*PROBLEM STATEMENT:* Please list all lines of the material below in which the string "Rotary" occurs.

*THE INPUT:*
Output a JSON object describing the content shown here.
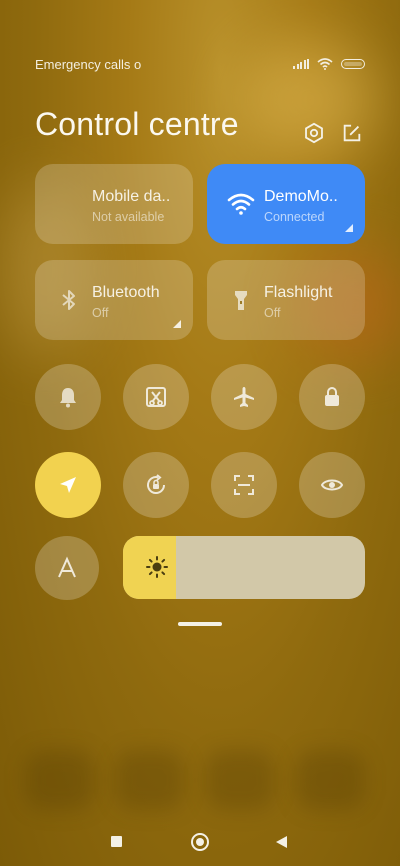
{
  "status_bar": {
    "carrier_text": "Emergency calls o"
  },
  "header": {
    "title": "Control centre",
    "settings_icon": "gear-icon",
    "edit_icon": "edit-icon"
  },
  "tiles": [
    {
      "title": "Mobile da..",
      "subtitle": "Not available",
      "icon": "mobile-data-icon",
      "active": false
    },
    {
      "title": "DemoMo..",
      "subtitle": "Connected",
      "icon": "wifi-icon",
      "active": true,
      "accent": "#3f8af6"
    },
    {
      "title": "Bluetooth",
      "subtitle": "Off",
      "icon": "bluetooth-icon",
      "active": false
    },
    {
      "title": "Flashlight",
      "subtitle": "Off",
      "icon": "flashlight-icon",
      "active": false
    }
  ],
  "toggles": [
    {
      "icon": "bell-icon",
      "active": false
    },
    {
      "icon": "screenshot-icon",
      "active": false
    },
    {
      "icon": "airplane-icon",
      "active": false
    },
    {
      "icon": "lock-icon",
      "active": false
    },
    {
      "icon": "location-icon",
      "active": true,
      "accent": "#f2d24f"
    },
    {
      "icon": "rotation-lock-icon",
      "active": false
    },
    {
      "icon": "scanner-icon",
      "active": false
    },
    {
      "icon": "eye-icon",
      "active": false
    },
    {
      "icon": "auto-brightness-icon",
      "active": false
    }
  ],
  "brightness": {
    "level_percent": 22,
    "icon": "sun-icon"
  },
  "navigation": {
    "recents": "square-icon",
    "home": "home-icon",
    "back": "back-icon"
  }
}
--
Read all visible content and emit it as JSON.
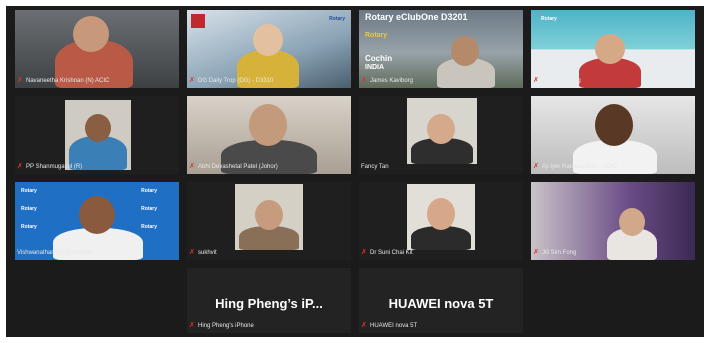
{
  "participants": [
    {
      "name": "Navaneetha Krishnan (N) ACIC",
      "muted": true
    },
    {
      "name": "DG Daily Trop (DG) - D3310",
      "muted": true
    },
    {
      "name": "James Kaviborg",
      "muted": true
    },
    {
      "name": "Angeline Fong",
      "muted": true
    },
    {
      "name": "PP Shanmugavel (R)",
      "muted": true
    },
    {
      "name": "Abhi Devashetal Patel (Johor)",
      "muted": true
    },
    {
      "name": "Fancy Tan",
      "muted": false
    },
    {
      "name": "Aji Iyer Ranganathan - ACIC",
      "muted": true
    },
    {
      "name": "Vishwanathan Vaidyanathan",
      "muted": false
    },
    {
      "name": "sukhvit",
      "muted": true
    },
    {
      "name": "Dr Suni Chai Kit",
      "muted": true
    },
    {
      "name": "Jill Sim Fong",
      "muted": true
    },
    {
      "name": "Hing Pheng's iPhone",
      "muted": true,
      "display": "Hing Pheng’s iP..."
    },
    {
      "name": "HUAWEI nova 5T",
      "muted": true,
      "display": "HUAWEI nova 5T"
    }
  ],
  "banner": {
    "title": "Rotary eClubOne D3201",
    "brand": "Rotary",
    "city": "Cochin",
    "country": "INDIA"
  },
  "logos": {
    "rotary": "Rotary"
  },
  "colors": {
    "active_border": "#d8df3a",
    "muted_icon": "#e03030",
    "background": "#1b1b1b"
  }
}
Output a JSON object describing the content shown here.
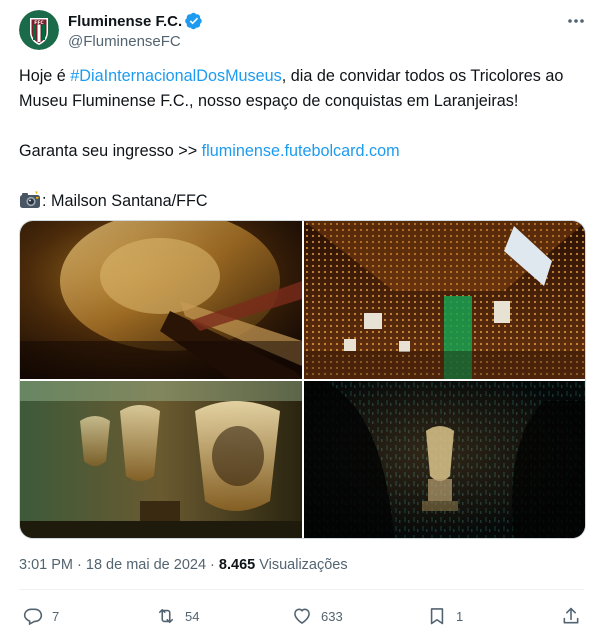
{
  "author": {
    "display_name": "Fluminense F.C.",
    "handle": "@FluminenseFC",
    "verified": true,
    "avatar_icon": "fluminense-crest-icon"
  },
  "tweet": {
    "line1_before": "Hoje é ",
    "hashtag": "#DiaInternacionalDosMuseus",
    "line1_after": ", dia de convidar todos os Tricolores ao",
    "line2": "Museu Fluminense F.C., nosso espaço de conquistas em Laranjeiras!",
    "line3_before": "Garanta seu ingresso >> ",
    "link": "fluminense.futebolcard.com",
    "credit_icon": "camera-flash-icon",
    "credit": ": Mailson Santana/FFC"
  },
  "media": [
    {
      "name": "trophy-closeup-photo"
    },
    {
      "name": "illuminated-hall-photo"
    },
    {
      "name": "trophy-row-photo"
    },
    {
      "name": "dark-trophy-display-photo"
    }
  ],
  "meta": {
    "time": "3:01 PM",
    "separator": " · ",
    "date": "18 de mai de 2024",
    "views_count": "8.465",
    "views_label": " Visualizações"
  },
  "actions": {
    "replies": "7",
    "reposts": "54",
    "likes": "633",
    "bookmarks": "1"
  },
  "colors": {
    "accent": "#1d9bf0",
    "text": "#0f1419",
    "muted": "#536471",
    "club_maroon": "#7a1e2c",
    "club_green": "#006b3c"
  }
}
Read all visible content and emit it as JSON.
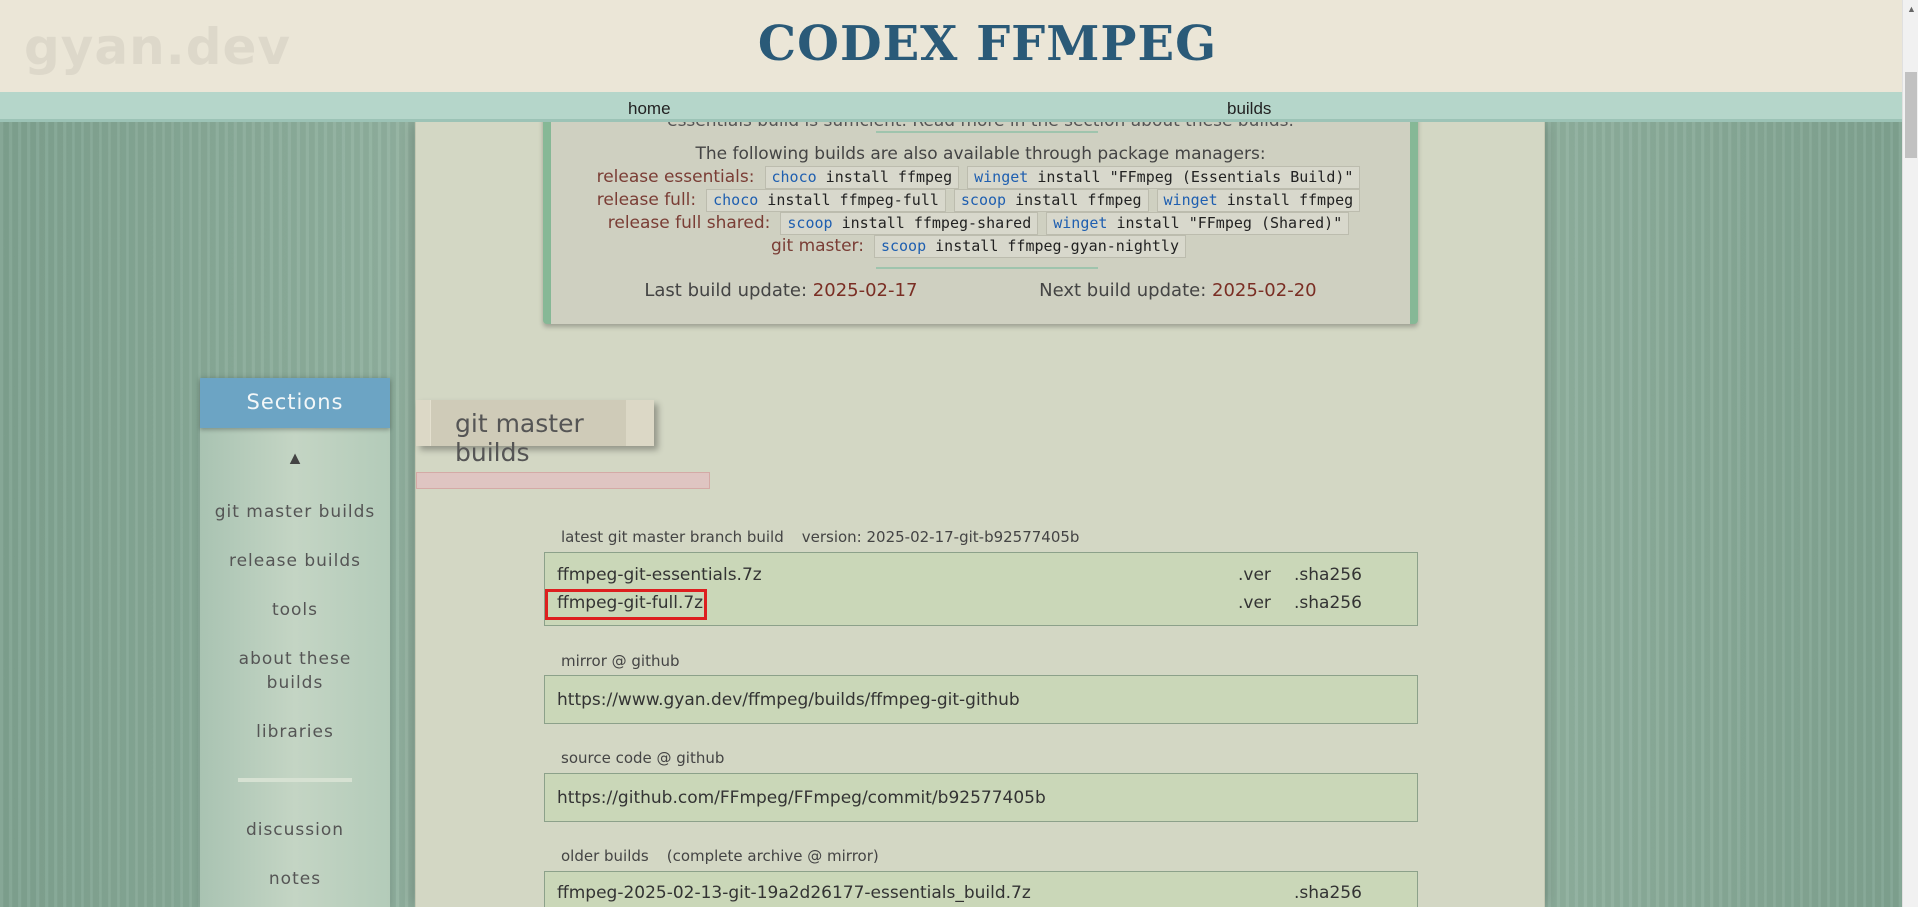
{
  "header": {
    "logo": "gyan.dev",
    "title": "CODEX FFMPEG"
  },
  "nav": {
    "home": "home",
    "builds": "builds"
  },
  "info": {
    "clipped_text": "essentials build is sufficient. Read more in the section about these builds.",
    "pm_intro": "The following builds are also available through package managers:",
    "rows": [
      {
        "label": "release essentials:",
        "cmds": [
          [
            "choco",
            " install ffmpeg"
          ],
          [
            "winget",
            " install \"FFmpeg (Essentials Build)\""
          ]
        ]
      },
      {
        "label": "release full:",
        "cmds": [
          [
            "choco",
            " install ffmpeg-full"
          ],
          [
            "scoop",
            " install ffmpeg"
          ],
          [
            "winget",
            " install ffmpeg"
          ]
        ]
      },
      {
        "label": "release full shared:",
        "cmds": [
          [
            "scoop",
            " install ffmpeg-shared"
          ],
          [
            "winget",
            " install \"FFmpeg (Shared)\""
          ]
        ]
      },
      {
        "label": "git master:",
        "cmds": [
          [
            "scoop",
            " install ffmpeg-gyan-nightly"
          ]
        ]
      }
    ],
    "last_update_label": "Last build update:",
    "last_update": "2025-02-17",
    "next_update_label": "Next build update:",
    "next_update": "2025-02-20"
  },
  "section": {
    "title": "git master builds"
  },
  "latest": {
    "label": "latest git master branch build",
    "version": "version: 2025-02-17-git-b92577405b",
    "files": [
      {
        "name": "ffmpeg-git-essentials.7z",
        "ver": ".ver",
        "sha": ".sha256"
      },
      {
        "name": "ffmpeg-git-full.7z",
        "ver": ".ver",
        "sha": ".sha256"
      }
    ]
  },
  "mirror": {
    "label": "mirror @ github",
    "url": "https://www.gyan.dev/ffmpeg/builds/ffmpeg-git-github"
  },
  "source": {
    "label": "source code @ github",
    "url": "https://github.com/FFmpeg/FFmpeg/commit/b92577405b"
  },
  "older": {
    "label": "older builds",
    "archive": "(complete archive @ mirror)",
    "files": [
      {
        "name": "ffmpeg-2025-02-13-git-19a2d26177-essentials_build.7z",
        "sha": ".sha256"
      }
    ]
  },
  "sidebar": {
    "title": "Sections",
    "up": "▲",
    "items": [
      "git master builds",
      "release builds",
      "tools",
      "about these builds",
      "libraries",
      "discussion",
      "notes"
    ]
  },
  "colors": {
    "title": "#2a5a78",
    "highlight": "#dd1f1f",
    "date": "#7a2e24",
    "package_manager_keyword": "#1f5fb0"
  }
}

*EXPECTED ANSWER:*
    "title": "Rotary eClubOne D3201",
    "brand": "Rotary",
    "rotary": "Rotary"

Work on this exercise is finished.